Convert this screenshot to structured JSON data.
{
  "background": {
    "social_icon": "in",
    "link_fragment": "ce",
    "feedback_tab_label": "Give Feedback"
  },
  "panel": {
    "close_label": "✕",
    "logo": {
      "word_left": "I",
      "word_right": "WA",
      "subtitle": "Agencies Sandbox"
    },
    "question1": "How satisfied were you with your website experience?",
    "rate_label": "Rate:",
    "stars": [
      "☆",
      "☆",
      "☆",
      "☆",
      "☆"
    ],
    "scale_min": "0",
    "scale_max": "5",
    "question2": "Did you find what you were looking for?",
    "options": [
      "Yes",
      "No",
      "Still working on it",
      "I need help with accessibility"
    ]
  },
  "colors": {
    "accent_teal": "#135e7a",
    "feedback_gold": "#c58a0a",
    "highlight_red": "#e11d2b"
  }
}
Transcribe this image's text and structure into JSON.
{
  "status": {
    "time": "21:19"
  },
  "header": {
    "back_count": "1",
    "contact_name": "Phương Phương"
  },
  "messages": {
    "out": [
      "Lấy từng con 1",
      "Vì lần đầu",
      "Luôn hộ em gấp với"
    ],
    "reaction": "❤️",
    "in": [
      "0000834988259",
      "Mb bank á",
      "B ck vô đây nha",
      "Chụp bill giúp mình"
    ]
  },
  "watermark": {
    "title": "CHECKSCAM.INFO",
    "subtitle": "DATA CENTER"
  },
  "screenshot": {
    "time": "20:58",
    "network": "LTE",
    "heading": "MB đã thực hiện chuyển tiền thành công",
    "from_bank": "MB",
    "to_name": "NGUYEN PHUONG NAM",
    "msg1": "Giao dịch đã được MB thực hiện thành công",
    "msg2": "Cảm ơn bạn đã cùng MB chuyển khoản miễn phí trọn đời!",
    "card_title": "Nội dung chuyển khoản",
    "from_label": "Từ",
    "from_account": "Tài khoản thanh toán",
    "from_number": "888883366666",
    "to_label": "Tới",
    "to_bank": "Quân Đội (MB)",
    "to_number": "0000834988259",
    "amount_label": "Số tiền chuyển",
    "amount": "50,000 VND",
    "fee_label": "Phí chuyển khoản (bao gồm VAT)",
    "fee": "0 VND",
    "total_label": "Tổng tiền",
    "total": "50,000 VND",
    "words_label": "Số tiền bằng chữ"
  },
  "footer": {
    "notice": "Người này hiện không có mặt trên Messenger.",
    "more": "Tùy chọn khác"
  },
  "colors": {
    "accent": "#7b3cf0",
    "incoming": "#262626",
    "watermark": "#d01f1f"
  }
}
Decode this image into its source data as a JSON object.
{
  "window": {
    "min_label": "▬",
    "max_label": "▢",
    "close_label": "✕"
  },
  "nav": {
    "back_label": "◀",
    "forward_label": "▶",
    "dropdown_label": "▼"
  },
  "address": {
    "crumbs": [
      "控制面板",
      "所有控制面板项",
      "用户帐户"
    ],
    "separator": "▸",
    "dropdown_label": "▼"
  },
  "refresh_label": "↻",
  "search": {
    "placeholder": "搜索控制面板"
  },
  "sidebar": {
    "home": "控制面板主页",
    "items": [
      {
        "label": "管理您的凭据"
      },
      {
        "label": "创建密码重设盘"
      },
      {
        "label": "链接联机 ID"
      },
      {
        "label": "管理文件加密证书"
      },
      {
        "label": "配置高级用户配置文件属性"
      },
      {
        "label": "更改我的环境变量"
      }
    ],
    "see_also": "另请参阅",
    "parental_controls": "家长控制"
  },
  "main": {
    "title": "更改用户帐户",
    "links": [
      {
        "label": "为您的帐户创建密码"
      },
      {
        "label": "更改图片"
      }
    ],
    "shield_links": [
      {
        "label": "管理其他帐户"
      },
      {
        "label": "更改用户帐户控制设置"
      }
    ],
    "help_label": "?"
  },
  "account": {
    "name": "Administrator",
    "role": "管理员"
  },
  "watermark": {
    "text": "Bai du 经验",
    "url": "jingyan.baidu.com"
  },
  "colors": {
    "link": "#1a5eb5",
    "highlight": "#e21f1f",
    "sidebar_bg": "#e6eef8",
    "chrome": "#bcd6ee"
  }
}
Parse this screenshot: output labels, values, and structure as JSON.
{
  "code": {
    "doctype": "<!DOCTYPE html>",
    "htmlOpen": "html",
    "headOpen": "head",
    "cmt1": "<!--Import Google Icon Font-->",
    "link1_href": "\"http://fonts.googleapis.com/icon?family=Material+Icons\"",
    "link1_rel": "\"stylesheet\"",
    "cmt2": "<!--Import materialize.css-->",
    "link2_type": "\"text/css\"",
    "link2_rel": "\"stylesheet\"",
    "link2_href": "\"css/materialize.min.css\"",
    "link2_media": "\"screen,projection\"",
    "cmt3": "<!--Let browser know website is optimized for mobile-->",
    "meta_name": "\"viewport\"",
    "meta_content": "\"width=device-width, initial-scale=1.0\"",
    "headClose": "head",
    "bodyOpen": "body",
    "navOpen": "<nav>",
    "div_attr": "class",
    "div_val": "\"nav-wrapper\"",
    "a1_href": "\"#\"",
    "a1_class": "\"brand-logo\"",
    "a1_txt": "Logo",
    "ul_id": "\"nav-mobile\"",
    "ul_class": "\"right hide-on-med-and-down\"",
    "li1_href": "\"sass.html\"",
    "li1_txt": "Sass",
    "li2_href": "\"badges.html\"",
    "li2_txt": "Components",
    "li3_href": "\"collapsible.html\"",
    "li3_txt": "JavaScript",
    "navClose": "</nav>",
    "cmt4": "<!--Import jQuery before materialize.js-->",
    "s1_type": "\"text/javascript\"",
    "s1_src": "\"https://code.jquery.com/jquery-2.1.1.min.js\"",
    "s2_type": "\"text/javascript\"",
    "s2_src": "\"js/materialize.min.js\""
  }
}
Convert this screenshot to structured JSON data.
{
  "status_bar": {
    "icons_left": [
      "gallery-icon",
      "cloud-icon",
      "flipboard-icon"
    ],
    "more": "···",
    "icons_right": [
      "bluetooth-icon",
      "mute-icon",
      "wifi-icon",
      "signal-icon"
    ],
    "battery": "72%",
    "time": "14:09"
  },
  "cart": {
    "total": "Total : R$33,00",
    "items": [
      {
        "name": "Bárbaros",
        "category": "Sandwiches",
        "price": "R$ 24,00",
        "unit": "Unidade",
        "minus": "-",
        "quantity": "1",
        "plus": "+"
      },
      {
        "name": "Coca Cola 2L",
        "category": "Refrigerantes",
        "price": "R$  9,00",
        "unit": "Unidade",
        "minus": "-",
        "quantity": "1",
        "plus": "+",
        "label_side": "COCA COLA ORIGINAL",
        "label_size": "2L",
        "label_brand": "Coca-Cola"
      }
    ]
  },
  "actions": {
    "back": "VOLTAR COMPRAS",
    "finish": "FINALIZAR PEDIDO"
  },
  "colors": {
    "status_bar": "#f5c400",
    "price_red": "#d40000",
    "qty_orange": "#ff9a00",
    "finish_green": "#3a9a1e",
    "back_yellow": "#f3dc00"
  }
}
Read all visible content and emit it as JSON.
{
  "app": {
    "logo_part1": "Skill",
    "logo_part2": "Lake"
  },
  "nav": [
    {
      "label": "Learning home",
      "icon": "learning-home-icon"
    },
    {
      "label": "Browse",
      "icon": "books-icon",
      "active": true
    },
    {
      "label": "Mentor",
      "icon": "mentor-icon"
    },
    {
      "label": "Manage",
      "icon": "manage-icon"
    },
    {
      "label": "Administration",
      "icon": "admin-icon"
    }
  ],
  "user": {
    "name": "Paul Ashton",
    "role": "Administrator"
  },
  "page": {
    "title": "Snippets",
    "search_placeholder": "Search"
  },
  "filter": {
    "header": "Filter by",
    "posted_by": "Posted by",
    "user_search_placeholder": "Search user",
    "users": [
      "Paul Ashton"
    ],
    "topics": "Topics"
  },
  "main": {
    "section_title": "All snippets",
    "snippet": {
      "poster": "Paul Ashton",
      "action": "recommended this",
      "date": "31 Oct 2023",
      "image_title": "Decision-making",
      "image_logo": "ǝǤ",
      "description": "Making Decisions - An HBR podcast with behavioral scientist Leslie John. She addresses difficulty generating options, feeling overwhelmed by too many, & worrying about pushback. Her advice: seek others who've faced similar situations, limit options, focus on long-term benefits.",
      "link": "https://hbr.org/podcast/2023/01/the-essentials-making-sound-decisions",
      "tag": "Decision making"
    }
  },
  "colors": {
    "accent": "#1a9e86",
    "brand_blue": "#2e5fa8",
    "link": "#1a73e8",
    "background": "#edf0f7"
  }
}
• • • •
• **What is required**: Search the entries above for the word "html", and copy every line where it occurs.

• **Solution**:
    "doctype": "<!DOCTYPE html>",
    "htmlOpen": "html",
    "li1_href": "\"sass.html\"",
    "li2_href": "\"badges.html\"",
    "li3_href": "\"collapsible.html\"",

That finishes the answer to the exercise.